++++ Provided material

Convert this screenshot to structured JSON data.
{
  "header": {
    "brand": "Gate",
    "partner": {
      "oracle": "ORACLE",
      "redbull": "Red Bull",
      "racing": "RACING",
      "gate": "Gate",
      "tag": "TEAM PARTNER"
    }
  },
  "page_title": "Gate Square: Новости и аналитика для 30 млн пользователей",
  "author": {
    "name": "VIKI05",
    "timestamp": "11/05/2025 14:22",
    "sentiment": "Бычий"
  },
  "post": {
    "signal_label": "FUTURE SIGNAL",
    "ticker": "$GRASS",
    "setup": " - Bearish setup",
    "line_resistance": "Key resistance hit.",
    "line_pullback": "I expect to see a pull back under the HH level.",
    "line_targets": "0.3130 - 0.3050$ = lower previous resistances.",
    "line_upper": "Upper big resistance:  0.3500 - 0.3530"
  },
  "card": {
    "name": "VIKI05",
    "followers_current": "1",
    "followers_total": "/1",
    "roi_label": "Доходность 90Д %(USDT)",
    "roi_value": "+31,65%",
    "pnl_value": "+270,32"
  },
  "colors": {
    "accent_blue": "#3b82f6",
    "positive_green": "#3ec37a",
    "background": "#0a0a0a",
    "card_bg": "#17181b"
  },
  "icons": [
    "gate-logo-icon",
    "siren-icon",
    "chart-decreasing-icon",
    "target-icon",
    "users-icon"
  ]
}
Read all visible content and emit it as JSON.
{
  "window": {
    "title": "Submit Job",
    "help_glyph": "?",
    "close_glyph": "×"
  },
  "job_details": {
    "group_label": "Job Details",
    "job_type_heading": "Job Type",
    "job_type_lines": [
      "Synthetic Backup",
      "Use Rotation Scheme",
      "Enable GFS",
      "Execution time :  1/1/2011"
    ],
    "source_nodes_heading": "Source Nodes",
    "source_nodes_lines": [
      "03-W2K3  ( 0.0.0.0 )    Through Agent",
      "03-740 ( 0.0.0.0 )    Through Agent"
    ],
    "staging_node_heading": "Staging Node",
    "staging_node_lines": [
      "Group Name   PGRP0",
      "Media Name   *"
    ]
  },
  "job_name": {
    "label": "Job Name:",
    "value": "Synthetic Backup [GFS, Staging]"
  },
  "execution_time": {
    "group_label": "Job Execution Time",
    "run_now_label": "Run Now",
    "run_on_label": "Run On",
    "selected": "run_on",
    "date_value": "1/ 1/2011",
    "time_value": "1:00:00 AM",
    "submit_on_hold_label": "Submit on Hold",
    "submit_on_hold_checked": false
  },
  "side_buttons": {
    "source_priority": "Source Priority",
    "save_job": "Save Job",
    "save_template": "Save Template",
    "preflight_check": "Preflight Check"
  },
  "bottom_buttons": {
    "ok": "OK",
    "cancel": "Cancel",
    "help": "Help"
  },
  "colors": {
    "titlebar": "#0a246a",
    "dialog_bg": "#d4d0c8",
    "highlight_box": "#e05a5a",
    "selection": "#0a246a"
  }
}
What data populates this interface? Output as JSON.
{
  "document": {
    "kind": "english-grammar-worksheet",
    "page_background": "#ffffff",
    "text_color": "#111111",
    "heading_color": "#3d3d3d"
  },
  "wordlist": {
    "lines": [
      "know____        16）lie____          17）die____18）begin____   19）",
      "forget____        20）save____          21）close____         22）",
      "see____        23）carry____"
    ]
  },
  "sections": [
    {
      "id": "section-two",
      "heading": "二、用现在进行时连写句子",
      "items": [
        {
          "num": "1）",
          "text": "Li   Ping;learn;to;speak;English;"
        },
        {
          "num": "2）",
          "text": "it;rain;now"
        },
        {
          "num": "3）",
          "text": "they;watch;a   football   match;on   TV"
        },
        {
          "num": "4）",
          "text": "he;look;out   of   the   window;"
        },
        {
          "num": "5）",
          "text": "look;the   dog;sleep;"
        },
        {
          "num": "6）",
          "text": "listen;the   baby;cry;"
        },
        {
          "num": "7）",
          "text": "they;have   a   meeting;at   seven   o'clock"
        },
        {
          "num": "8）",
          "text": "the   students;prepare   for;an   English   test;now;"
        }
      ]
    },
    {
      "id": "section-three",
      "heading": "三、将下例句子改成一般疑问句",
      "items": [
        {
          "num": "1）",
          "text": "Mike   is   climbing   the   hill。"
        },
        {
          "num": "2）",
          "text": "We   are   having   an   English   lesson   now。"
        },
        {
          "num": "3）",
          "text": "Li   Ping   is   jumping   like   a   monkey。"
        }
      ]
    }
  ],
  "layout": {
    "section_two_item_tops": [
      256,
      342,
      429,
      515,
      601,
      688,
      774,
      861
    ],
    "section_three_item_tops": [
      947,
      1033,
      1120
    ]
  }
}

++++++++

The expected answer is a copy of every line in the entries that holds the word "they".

          "text": "they;watch;a   football   match;on   TV"
          "text": "they;have   a   meeting;at   seven   o'clock"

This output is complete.